Youth & the Future of Our Politics
Date: April 27, 2016
On 26/04/16, Jinnah Institute held its first University Town Hall in collaboration with SZABIST University in Islamabad. The policy dialogue featured a panel comprising of Ammara Durrani, Marvi Sirmed, Meher Bokhari, moderated by Syed Hassan Akbar, and was attended by a large gathering of undergraduate and graduate students as well as faculty.
Speaking at the occasion, Meher Bokhari said that Pakistan’s youth demographic has exceptional potential but successive governments had failed to channelize them. With 67 per cent of Pakistan’s population currently under the age of 30, there have been no efforts to guide youth into politics. Meher Bokhari stressed that schools and universities have not taken the initiative to teach students about their political responsibility and the strength of their votes. She added that the government and media have been unable to provide platforms to effectively mobilize youth.
When asked about the civil activism of youth, Marvi Sirmed asserted that developments between successive elections are more important than events during an election. Between elections, students can take up internship programs and engage with policy-makers and researchers to effectively understand the manifestos of varying policy makers. She added that in order for the youth to be engaged in democracy, political parties and governance structures should incorporate youth into decision making mechanisms. For example, the age of representation in parliament should be brought down to 18 and aligned with the minimum age for voting.
Ammara Durrani noted that the criminalization of student politics in the 1980s created a disconnect between youth and democracy, and a lack of understanding between policy-makers and the younger generation of Pakistan. While the 2013 elections saw an increase in youth engagement, the government and political parties had failed to institute youth inclusive policies in democratic structures. She added that restoration of Student Unions in Pakistan was essential for re-establishing the nurseries of politics and may allow for a robust engagement of youth in electoral processes and governance.
The panelists agreed that power politics, weak party structure and corruption were the main factors in determining the pessimism surrounding youth participation. However, disengagement of Pakistan’s youth in national politics is a collective failure of all stakeholders. Youth need to engage themselves in politics, not just by voting but also through consistent interaction with local government officials. Lack of delivery is an institutional failure, not a problem with democracy. In theory, democracy is a system that empowers the youth.

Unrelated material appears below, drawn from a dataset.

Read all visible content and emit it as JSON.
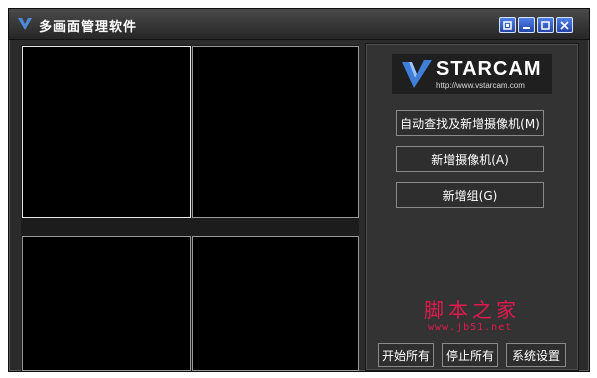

The policy dialogue was followed by an interactive Q and A session. SZABIST students questioned the electoral procedures currently in place, concerned that most youth are told who to vote for. They noted that society, family and feudalism play influential roles in determining party allegiances, limiting their freedom of expression and right to an independent vote. Such an arrangement moves Pakistan away from democratic tendencies. Another concern amongst students was the structural lack of representation in government even after leaders are voted for and consequently elected, given the absence of service delivery, monitoring and evaluation mechanisms.
This is Jinnah Institute’s first University Town Hall under the Open Democracy Initiative. The Town Hall series will bring Pakistan’s top analysts and academics to universities for interactive dialogues on pressing challenges facing society and government.